▸ AIM OF THE EXERCISE: Please copy each line from the entries that contains the string "kind".

▸ RECORDS FOR THIS TASK:
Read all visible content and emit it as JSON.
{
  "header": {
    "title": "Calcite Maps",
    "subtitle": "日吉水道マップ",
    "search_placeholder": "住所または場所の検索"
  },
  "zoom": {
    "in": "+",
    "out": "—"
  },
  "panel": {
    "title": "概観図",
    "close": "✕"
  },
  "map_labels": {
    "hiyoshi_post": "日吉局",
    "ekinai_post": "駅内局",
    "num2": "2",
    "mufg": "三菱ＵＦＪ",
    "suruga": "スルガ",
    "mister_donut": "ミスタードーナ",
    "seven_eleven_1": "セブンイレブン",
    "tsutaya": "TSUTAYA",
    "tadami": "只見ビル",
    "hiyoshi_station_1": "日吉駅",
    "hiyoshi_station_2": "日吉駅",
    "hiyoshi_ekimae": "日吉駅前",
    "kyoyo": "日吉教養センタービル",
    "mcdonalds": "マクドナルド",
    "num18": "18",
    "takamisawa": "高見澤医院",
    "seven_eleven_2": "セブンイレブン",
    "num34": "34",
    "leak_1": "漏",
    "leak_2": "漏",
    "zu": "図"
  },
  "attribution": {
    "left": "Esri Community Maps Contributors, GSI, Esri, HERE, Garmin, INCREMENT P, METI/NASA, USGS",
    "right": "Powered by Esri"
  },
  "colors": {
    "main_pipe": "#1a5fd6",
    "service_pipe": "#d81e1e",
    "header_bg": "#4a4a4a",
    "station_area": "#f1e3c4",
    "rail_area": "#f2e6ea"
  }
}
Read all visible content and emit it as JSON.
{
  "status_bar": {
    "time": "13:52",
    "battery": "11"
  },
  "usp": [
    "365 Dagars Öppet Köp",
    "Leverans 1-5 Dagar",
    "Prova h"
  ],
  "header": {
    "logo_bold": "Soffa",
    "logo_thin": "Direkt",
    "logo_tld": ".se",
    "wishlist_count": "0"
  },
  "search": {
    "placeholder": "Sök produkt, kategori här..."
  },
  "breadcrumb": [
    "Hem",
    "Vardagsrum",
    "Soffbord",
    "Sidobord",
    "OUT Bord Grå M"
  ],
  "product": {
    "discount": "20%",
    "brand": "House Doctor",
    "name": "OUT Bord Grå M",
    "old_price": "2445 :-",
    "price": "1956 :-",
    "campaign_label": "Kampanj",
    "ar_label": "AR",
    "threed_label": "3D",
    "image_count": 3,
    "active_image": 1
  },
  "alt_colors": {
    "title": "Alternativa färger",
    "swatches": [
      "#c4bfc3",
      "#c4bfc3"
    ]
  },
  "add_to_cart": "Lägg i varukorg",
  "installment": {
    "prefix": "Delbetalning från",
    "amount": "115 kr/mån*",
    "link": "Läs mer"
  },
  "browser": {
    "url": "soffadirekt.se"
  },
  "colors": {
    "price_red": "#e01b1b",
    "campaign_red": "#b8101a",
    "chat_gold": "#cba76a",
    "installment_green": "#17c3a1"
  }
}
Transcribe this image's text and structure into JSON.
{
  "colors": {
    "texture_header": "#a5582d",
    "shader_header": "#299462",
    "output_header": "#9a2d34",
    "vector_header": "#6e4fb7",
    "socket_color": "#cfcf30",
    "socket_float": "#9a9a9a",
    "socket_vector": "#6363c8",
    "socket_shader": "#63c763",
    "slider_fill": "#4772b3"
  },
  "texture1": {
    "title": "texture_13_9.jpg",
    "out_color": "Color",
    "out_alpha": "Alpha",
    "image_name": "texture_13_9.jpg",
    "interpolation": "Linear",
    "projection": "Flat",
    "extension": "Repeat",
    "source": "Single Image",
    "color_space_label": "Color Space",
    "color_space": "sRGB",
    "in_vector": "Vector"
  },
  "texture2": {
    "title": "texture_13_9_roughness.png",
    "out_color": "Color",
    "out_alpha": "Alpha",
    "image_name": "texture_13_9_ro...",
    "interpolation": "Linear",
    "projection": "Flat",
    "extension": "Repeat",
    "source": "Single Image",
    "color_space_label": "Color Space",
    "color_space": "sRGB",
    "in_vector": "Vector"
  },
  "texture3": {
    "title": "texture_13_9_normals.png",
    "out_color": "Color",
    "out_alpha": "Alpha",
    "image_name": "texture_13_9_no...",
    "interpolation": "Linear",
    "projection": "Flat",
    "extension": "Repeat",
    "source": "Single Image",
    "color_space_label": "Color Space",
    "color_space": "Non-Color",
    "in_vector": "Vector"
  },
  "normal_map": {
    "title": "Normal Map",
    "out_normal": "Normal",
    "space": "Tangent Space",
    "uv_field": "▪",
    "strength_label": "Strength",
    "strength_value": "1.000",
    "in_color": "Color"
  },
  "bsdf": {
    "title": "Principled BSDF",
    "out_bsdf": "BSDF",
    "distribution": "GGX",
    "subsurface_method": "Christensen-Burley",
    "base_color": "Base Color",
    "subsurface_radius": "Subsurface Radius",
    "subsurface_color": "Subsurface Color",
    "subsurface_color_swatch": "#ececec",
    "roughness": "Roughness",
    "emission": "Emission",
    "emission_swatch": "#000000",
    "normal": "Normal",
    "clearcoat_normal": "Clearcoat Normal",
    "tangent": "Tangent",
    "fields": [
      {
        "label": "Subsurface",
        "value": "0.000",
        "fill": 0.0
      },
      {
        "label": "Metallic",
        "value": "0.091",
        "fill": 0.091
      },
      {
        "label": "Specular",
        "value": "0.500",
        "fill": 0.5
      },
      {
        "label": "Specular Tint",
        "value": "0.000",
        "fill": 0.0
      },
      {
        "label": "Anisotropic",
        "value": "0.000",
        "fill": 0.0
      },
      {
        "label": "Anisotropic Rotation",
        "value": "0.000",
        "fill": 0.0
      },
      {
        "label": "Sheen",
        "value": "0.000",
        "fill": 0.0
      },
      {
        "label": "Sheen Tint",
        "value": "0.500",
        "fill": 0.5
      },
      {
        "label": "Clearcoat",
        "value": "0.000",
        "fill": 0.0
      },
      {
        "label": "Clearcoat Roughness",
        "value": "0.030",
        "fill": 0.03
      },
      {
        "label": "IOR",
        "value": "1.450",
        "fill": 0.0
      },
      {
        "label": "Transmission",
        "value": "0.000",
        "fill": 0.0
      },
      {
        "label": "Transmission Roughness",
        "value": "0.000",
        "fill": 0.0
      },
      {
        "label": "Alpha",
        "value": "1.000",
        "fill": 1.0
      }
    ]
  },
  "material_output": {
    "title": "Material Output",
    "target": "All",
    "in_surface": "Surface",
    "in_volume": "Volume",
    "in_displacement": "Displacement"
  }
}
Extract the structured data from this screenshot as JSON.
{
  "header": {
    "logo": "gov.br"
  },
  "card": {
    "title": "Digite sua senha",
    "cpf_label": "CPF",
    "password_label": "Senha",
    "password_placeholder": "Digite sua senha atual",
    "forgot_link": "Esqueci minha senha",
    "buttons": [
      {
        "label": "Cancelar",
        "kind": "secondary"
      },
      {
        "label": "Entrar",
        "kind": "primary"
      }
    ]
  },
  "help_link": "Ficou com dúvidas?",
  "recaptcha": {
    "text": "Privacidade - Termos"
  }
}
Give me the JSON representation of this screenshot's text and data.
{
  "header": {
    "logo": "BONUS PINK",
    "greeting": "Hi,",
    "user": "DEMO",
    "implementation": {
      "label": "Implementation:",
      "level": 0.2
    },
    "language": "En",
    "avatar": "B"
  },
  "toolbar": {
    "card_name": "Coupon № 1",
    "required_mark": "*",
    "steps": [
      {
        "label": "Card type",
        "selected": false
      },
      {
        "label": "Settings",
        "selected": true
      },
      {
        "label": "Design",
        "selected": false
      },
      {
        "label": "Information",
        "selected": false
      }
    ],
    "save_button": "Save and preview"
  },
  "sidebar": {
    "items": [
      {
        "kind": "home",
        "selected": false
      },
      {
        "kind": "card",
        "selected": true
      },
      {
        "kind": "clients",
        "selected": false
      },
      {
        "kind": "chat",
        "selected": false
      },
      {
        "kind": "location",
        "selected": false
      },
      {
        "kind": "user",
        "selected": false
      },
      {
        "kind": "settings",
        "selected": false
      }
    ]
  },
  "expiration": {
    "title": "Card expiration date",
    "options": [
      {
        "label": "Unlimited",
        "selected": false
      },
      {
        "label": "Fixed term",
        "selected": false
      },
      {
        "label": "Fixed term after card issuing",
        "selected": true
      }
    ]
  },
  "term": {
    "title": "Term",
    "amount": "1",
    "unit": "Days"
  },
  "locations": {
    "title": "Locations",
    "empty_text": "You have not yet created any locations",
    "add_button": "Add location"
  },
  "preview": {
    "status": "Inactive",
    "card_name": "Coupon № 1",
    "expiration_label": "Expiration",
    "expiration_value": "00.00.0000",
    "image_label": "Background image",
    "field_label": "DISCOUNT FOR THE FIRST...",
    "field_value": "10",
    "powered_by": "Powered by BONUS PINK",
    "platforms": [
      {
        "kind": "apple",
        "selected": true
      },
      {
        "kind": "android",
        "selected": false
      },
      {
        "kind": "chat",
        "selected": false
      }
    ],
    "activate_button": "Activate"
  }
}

▸ TASK OUTPUT:
        "kind": "secondary"
        "kind": "primary"
        "kind": "home",
        "kind": "card",
        "kind": "clients",
        "kind": "chat",
        "kind": "location",
        "kind": "user",
        "kind": "settings",
        "kind": "apple",
        "kind": "android",
        "kind": "chat",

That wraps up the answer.